TASK PROMPT:
Among the entries below, how many lines include the string "Policies"? Answer with only the number.

DATA:
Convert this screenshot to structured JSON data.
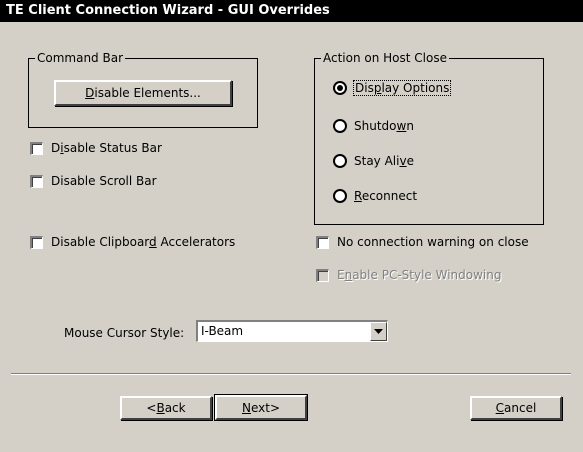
{
  "window": {
    "title": "TE Client Connection Wizard - GUI Overrides"
  },
  "command_bar": {
    "label": "Command Bar",
    "disable_elements": {
      "pre": "",
      "ul": "D",
      "post": "isable Elements..."
    }
  },
  "checkboxes": {
    "status_bar": {
      "pre": "D",
      "ul": "i",
      "post": "sable Status Bar"
    },
    "scroll_bar": {
      "pre": "Disable Scroll Bar",
      "ul": "",
      "post": ""
    },
    "clipboard": {
      "pre": "Disable Clipboar",
      "ul": "d",
      "post": " Accelerators"
    },
    "no_conn_warning": {
      "pre": "No connection warning on close",
      "ul": "",
      "post": ""
    },
    "pc_windowing": {
      "pre": "E",
      "ul": "n",
      "post": "able PC-Style Windowing"
    }
  },
  "action_on_host_close": {
    "label": "Action on Host Close",
    "selected": "display_options",
    "options": {
      "display_options": {
        "pre": "Dis",
        "ul": "p",
        "post": "lay Options"
      },
      "shutdown": {
        "pre": "Shutdo",
        "ul": "w",
        "post": "n"
      },
      "stay_alive": {
        "pre": "Stay Ali",
        "ul": "v",
        "post": "e"
      },
      "reconnect": {
        "pre": "",
        "ul": "R",
        "post": "econnect"
      }
    }
  },
  "mouse_cursor": {
    "label": "Mouse Cursor Style:",
    "value": "I-Beam"
  },
  "buttons": {
    "back": {
      "pre": "<",
      "ul": "B",
      "post": "ack"
    },
    "next": {
      "pre": "",
      "ul": "N",
      "post": "ext>"
    },
    "cancel": {
      "pre": "",
      "ul": "C",
      "post": "ancel"
    }
  },
  "colors": {
    "face": "#d4d0c8",
    "titlebar": "#000000"
  }
}
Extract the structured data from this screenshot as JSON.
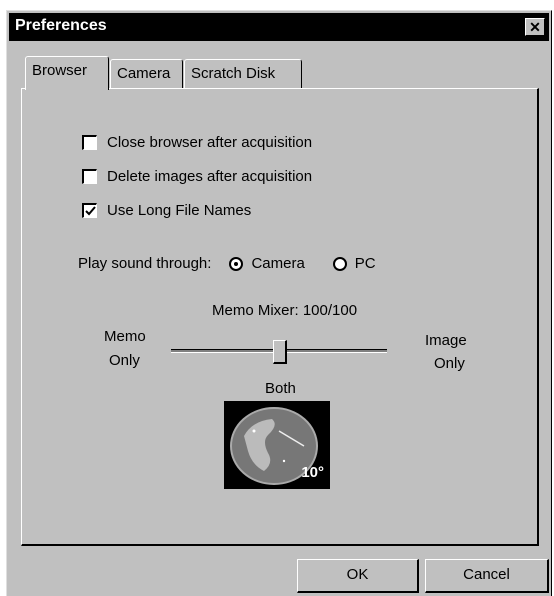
{
  "window": {
    "title": "Preferences",
    "close_icon": "close-icon"
  },
  "tabs": [
    {
      "label": "Browser",
      "active": true
    },
    {
      "label": "Camera",
      "active": false
    },
    {
      "label": "Scratch Disk",
      "active": false
    }
  ],
  "options": [
    {
      "label": "Close browser after acquisition",
      "checked": false
    },
    {
      "label": "Delete images after acquisition",
      "checked": false
    },
    {
      "label": "Use Long File Names",
      "checked": true
    }
  ],
  "sound": {
    "label": "Play sound through:",
    "options": [
      {
        "label": "Camera",
        "selected": true
      },
      {
        "label": "PC",
        "selected": false
      }
    ]
  },
  "mixer": {
    "title": "Memo Mixer:  100/100",
    "left_label_1": "Memo",
    "left_label_2": "Only",
    "right_label_1": "Image",
    "right_label_2": "Only",
    "center_label": "Both",
    "preview_badge": "10°"
  },
  "buttons": {
    "ok": "OK",
    "cancel": "Cancel"
  }
}
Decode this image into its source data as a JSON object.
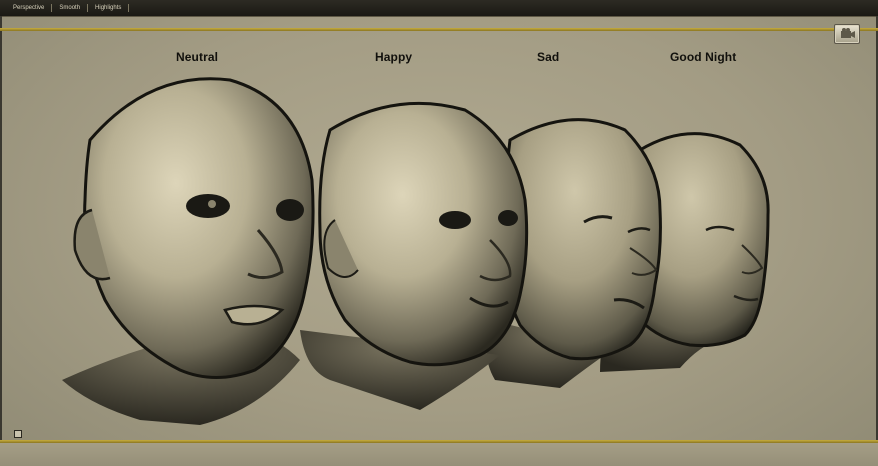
{
  "menu": {
    "items": [
      "Perspective",
      "Smooth",
      "Highlights"
    ]
  },
  "labels": {
    "neutral": "Neutral",
    "happy": "Happy",
    "sad": "Sad",
    "good_night": "Good Night"
  },
  "colors": {
    "background": "#a39c84",
    "accent_line": "#c7ad3f",
    "topbar": "#1a1914"
  },
  "icons": {
    "camera": "camera-icon",
    "corner": "axis-icon"
  }
}
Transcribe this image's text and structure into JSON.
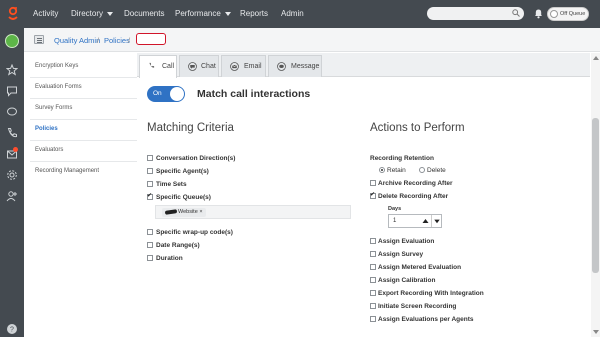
{
  "topnav": {
    "items": [
      {
        "label": "Activity"
      },
      {
        "label": "Directory",
        "has_caret": true
      },
      {
        "label": "Documents"
      },
      {
        "label": "Performance",
        "has_caret": true
      },
      {
        "label": "Reports"
      },
      {
        "label": "Admin"
      }
    ],
    "search_placeholder": "",
    "status_label": "Off Queue"
  },
  "colors": {
    "topbar": "#444a50",
    "accent": "#2f72c4",
    "logo": "#ff4f1f",
    "presence": "#5db548",
    "highlight_outline": "#d1152a"
  },
  "rail_icons": [
    "avatar",
    "star-icon",
    "chat-icon",
    "comment-icon",
    "phone-icon",
    "voicemail-icon",
    "gear-icon",
    "user-add-icon",
    "help-icon"
  ],
  "breadcrumb": {
    "items": [
      "Quality Admin",
      "Policies"
    ],
    "separator": "/",
    "current": ""
  },
  "subnav": {
    "items": [
      "Encryption Keys",
      "Evaluation Forms",
      "Survey Forms",
      "Policies",
      "Evaluators",
      "Recording Management"
    ],
    "active": "Policies"
  },
  "tabs": [
    {
      "label": "Call",
      "icon": "phone-icon",
      "active": true
    },
    {
      "label": "Chat",
      "icon": "chat-icon"
    },
    {
      "label": "Email",
      "icon": "email-icon"
    },
    {
      "label": "Message",
      "icon": "message-icon"
    }
  ],
  "match_toggle": {
    "state_label": "On",
    "on": true,
    "label": "Match call interactions"
  },
  "matching": {
    "heading": "Matching Criteria",
    "criteria": [
      {
        "label": "Conversation Direction(s)",
        "checked": false
      },
      {
        "label": "Specific Agent(s)",
        "checked": false
      },
      {
        "label": "Time Sets",
        "checked": false
      },
      {
        "label": "Specific Queue(s)",
        "checked": true
      },
      {
        "label": "Specific wrap-up code(s)",
        "checked": false
      },
      {
        "label": "Date Range(s)",
        "checked": false
      },
      {
        "label": "Duration",
        "checked": false
      }
    ],
    "queue_chip": {
      "label": "Website",
      "remove": "×"
    }
  },
  "actions": {
    "heading": "Actions to Perform",
    "retention_label": "Recording Retention",
    "retention_options": [
      {
        "label": "Retain",
        "checked": true
      },
      {
        "label": "Delete",
        "checked": false
      }
    ],
    "retention_items": [
      {
        "label": "Archive Recording After",
        "checked": false
      },
      {
        "label": "Delete Recording After",
        "checked": true
      }
    ],
    "days": {
      "label": "Days",
      "value": "1"
    },
    "more_items": [
      {
        "label": "Assign Evaluation",
        "checked": false
      },
      {
        "label": "Assign Survey",
        "checked": false
      },
      {
        "label": "Assign Metered Evaluation",
        "checked": false
      },
      {
        "label": "Assign Calibration",
        "checked": false
      },
      {
        "label": "Export Recording With Integration",
        "checked": false
      },
      {
        "label": "Initiate Screen Recording",
        "checked": false
      },
      {
        "label": "Assign Evaluations per Agents",
        "checked": false
      }
    ]
  }
}
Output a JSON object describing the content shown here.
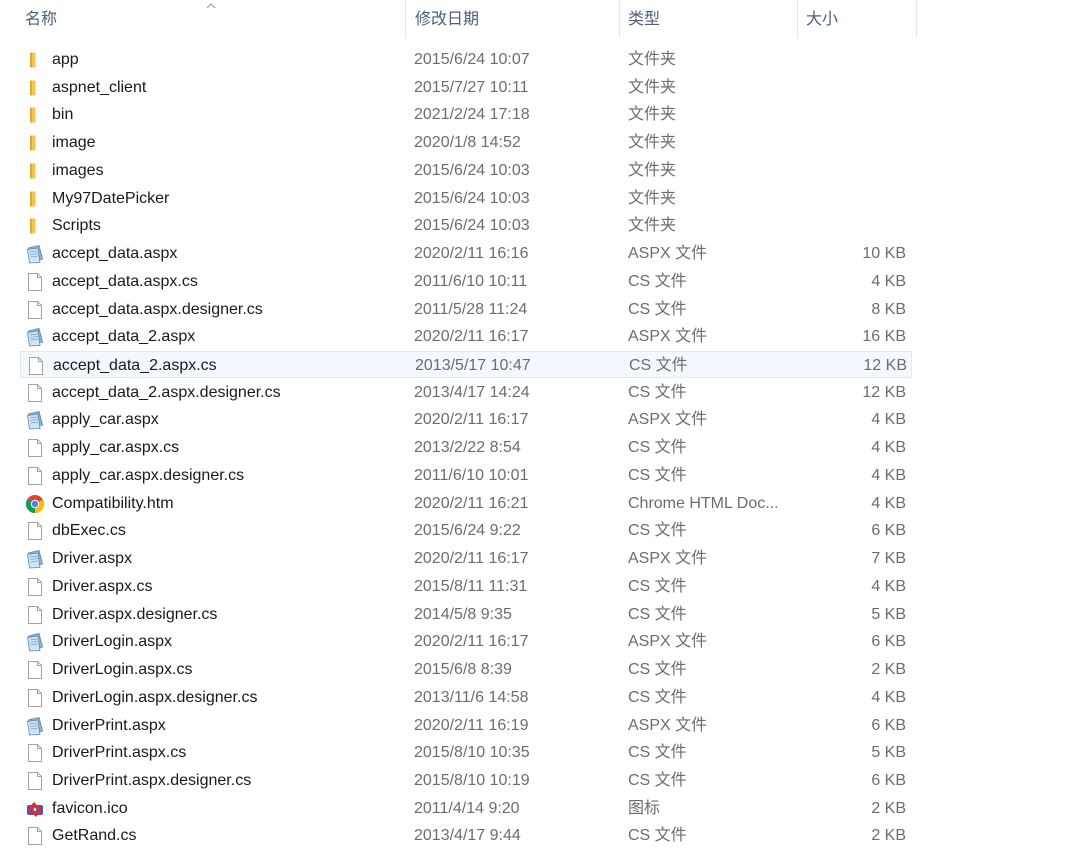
{
  "columns": {
    "name": "名称",
    "date": "修改日期",
    "type": "类型",
    "size": "大小"
  },
  "files": [
    {
      "name": "app",
      "date": "2015/6/24 10:07",
      "type": "文件夹",
      "size": "",
      "icon": "folder-icon"
    },
    {
      "name": "aspnet_client",
      "date": "2015/7/27 10:11",
      "type": "文件夹",
      "size": "",
      "icon": "folder-icon"
    },
    {
      "name": "bin",
      "date": "2021/2/24 17:18",
      "type": "文件夹",
      "size": "",
      "icon": "folder-icon"
    },
    {
      "name": "image",
      "date": "2020/1/8 14:52",
      "type": "文件夹",
      "size": "",
      "icon": "folder-icon"
    },
    {
      "name": "images",
      "date": "2015/6/24 10:03",
      "type": "文件夹",
      "size": "",
      "icon": "folder-icon"
    },
    {
      "name": "My97DatePicker",
      "date": "2015/6/24 10:03",
      "type": "文件夹",
      "size": "",
      "icon": "folder-icon"
    },
    {
      "name": "Scripts",
      "date": "2015/6/24 10:03",
      "type": "文件夹",
      "size": "",
      "icon": "folder-icon"
    },
    {
      "name": "accept_data.aspx",
      "date": "2020/2/11 16:16",
      "type": "ASPX 文件",
      "size": "10 KB",
      "icon": "aspx-file-icon"
    },
    {
      "name": "accept_data.aspx.cs",
      "date": "2011/6/10 10:11",
      "type": "CS 文件",
      "size": "4 KB",
      "icon": "blank-file-icon"
    },
    {
      "name": "accept_data.aspx.designer.cs",
      "date": "2011/5/28 11:24",
      "type": "CS 文件",
      "size": "8 KB",
      "icon": "blank-file-icon"
    },
    {
      "name": "accept_data_2.aspx",
      "date": "2020/2/11 16:17",
      "type": "ASPX 文件",
      "size": "16 KB",
      "icon": "aspx-file-icon"
    },
    {
      "name": "accept_data_2.aspx.cs",
      "date": "2013/5/17 10:47",
      "type": "CS 文件",
      "size": "12 KB",
      "icon": "blank-file-icon",
      "selected": true
    },
    {
      "name": "accept_data_2.aspx.designer.cs",
      "date": "2013/4/17 14:24",
      "type": "CS 文件",
      "size": "12 KB",
      "icon": "blank-file-icon"
    },
    {
      "name": "apply_car.aspx",
      "date": "2020/2/11 16:17",
      "type": "ASPX 文件",
      "size": "4 KB",
      "icon": "aspx-file-icon"
    },
    {
      "name": "apply_car.aspx.cs",
      "date": "2013/2/22 8:54",
      "type": "CS 文件",
      "size": "4 KB",
      "icon": "blank-file-icon"
    },
    {
      "name": "apply_car.aspx.designer.cs",
      "date": "2011/6/10 10:01",
      "type": "CS 文件",
      "size": "4 KB",
      "icon": "blank-file-icon"
    },
    {
      "name": "Compatibility.htm",
      "date": "2020/2/11 16:21",
      "type": "Chrome HTML Doc...",
      "size": "4 KB",
      "icon": "chrome-icon"
    },
    {
      "name": "dbExec.cs",
      "date": "2015/6/24 9:22",
      "type": "CS 文件",
      "size": "6 KB",
      "icon": "blank-file-icon"
    },
    {
      "name": "Driver.aspx",
      "date": "2020/2/11 16:17",
      "type": "ASPX 文件",
      "size": "7 KB",
      "icon": "aspx-file-icon"
    },
    {
      "name": "Driver.aspx.cs",
      "date": "2015/8/11 11:31",
      "type": "CS 文件",
      "size": "4 KB",
      "icon": "blank-file-icon"
    },
    {
      "name": "Driver.aspx.designer.cs",
      "date": "2014/5/8 9:35",
      "type": "CS 文件",
      "size": "5 KB",
      "icon": "blank-file-icon"
    },
    {
      "name": "DriverLogin.aspx",
      "date": "2020/2/11 16:17",
      "type": "ASPX 文件",
      "size": "6 KB",
      "icon": "aspx-file-icon"
    },
    {
      "name": "DriverLogin.aspx.cs",
      "date": "2015/6/8 8:39",
      "type": "CS 文件",
      "size": "2 KB",
      "icon": "blank-file-icon"
    },
    {
      "name": "DriverLogin.aspx.designer.cs",
      "date": "2013/11/6 14:58",
      "type": "CS 文件",
      "size": "4 KB",
      "icon": "blank-file-icon"
    },
    {
      "name": "DriverPrint.aspx",
      "date": "2020/2/11 16:19",
      "type": "ASPX 文件",
      "size": "6 KB",
      "icon": "aspx-file-icon"
    },
    {
      "name": "DriverPrint.aspx.cs",
      "date": "2015/8/10 10:35",
      "type": "CS 文件",
      "size": "5 KB",
      "icon": "blank-file-icon"
    },
    {
      "name": "DriverPrint.aspx.designer.cs",
      "date": "2015/8/10 10:19",
      "type": "CS 文件",
      "size": "6 KB",
      "icon": "blank-file-icon"
    },
    {
      "name": "favicon.ico",
      "date": "2011/4/14 9:20",
      "type": "图标",
      "size": "2 KB",
      "icon": "ico-file-icon"
    },
    {
      "name": "GetRand.cs",
      "date": "2013/4/17 9:44",
      "type": "CS 文件",
      "size": "2 KB",
      "icon": "blank-file-icon"
    }
  ],
  "colors": {
    "header_text": "#4c607a",
    "selected_bg": "#f2f8fe",
    "selected_border": "#d9ebfb",
    "folder": "#f3c64f"
  }
}
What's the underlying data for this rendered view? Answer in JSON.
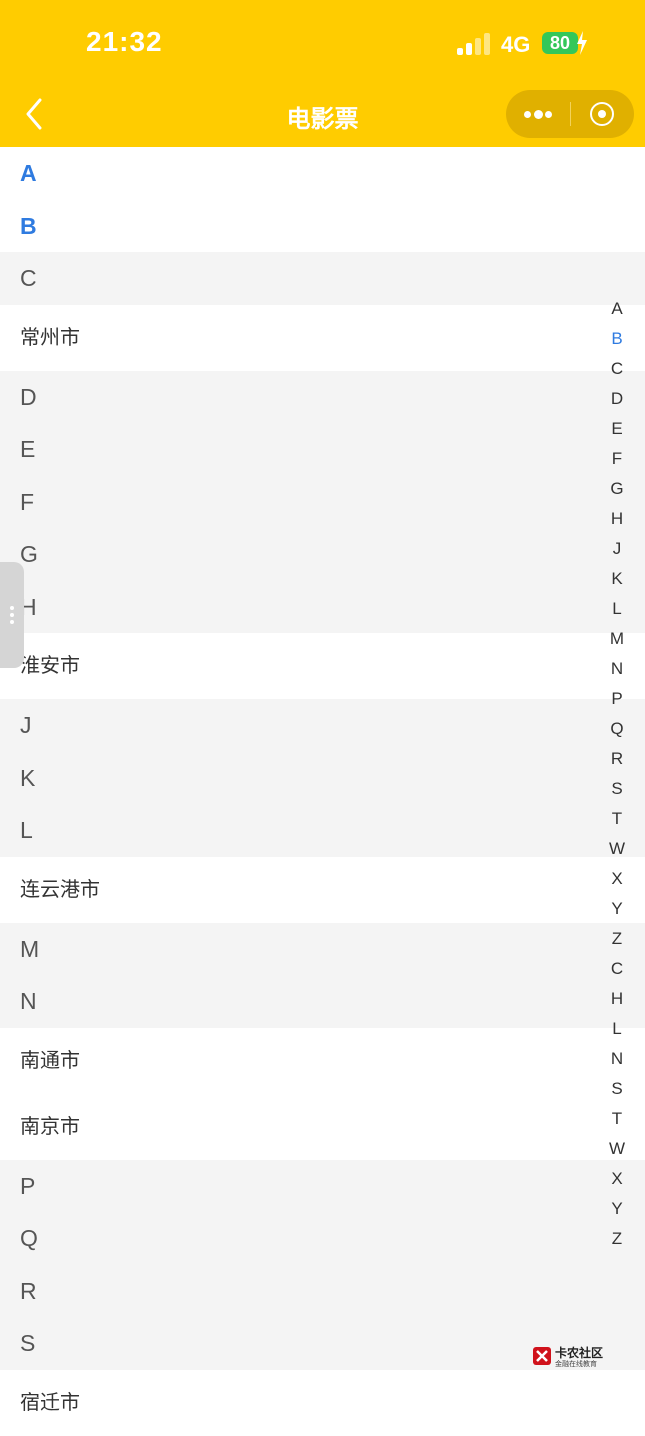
{
  "status_bar": {
    "time": "21:32",
    "network": "4G",
    "battery": "80"
  },
  "nav": {
    "title": "电影票"
  },
  "colors": {
    "nav_bg": "#ffcc00",
    "accent": "#2f7be0",
    "battery": "#34c759",
    "section_bg": "#f4f4f4"
  },
  "sections": [
    {
      "letter": "A",
      "active": true,
      "cities": []
    },
    {
      "letter": "B",
      "active": true,
      "cities": []
    },
    {
      "letter": "C",
      "active": false,
      "cities": [
        "常州市"
      ]
    },
    {
      "letter": "D",
      "active": false,
      "cities": []
    },
    {
      "letter": "E",
      "active": false,
      "cities": []
    },
    {
      "letter": "F",
      "active": false,
      "cities": []
    },
    {
      "letter": "G",
      "active": false,
      "cities": []
    },
    {
      "letter": "H",
      "active": false,
      "cities": [
        "淮安市"
      ]
    },
    {
      "letter": "J",
      "active": false,
      "cities": []
    },
    {
      "letter": "K",
      "active": false,
      "cities": []
    },
    {
      "letter": "L",
      "active": false,
      "cities": [
        "连云港市"
      ]
    },
    {
      "letter": "M",
      "active": false,
      "cities": []
    },
    {
      "letter": "N",
      "active": false,
      "cities": [
        "南通市",
        "南京市"
      ]
    },
    {
      "letter": "P",
      "active": false,
      "cities": []
    },
    {
      "letter": "Q",
      "active": false,
      "cities": []
    },
    {
      "letter": "R",
      "active": false,
      "cities": []
    },
    {
      "letter": "S",
      "active": false,
      "cities": [
        "宿迁市"
      ]
    }
  ],
  "index_letters": [
    "A",
    "B",
    "C",
    "D",
    "E",
    "F",
    "G",
    "H",
    "J",
    "K",
    "L",
    "M",
    "N",
    "P",
    "Q",
    "R",
    "S",
    "T",
    "W",
    "X",
    "Y",
    "Z",
    "C",
    "H",
    "L",
    "N",
    "S",
    "T",
    "W",
    "X",
    "Y",
    "Z"
  ],
  "index_active": 1,
  "watermark": {
    "name": "卡农社区",
    "tagline": "金融在线教育"
  }
}
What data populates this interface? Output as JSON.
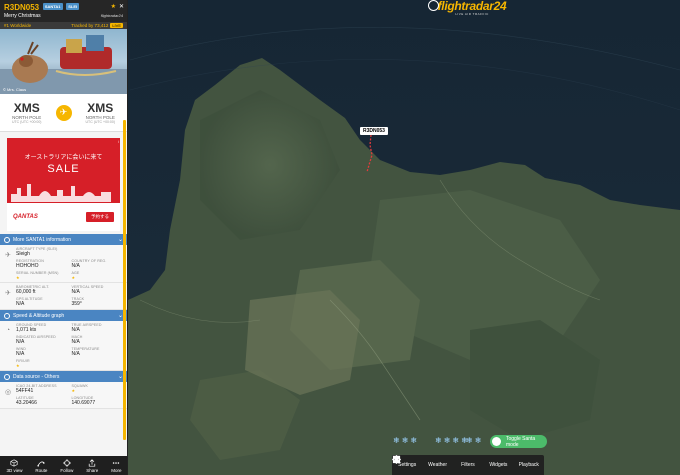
{
  "header": {
    "callsign": "R3DN053",
    "badges": [
      "SANTA1",
      "SLEI"
    ],
    "subtitle": "Merry Christmas",
    "logo_mini": "flightradar24"
  },
  "rank": {
    "worldwide": "#1 Worldwide",
    "tracked": "Tracked by 73,412",
    "live": "LIVE"
  },
  "photo": {
    "credit": "© Mrs. Claus"
  },
  "route": {
    "from_code": "XMS",
    "from_city": "NORTH POLE",
    "from_tz": "UTC (UTC +00:00)",
    "to_code": "XMS",
    "to_city": "NORTH POLE",
    "to_tz": "UTC (UTC +00:00)"
  },
  "ad": {
    "headline": "オーストラリアに会いに来て",
    "sale": "SALE",
    "brand": "QANTAS",
    "cta": "予約する",
    "tag": "i"
  },
  "sections": {
    "more": "More SANTA1 information",
    "speed": "Speed & Altitude graph",
    "data_source": "Data source - Others"
  },
  "aircraft": {
    "type_label": "AIRCRAFT TYPE (SLEI)",
    "type_value": "Sleigh",
    "reg_label": "REGISTRATION",
    "reg_value": "HOHOHO",
    "country_label": "COUNTRY OF REG.",
    "country_value": "N/A",
    "serial_label": "SERIAL NUMBER (MSN)",
    "age_label": "AGE"
  },
  "altitude": {
    "baro_label": "BAROMETRIC ALT.",
    "baro_value": "60,000 ft",
    "vs_label": "VERTICAL SPEED",
    "vs_value": "N/A",
    "gps_label": "GPS ALTITUDE",
    "gps_value": "N/A",
    "track_label": "TRACK",
    "track_value": "359°"
  },
  "speed": {
    "gs_label": "GROUND SPEED",
    "gs_value": "1,071 kts",
    "tas_label": "TRUE AIRSPEED",
    "tas_value": "N/A",
    "ias_label": "INDICATED AIRSPEED",
    "ias_value": "N/A",
    "mach_label": "MACH",
    "mach_value": "N/A",
    "wind_label": "WIND",
    "wind_value": "N/A",
    "temp_label": "TEMPERATURE",
    "temp_value": "N/A",
    "fir_label": "FIR/UIR"
  },
  "source": {
    "icao_label": "ICAO 24-BIT ADDRESS",
    "icao_value": "54FF41",
    "squawk_label": "SQUAWK",
    "lat_label": "LATITUDE",
    "lat_value": "43.20466",
    "lon_label": "LONGITUDE",
    "lon_value": "140.69077"
  },
  "bottom_nav": [
    "3D view",
    "Route",
    "Follow",
    "Share",
    "More"
  ],
  "map": {
    "logo": "flightradar24",
    "logo_sub": "LIVE AIR TRAFFIC",
    "callsign_tag": "R3DN053",
    "toggle_label": "Toggle Santa mode",
    "toolbar": [
      "Settings",
      "Weather",
      "Filters",
      "Widgets",
      "Playback"
    ]
  },
  "colors": {
    "accent": "#f6b600",
    "section": "#4a85c2",
    "ad": "#d61f28"
  }
}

OUTPUT FOR THIS TASK:
3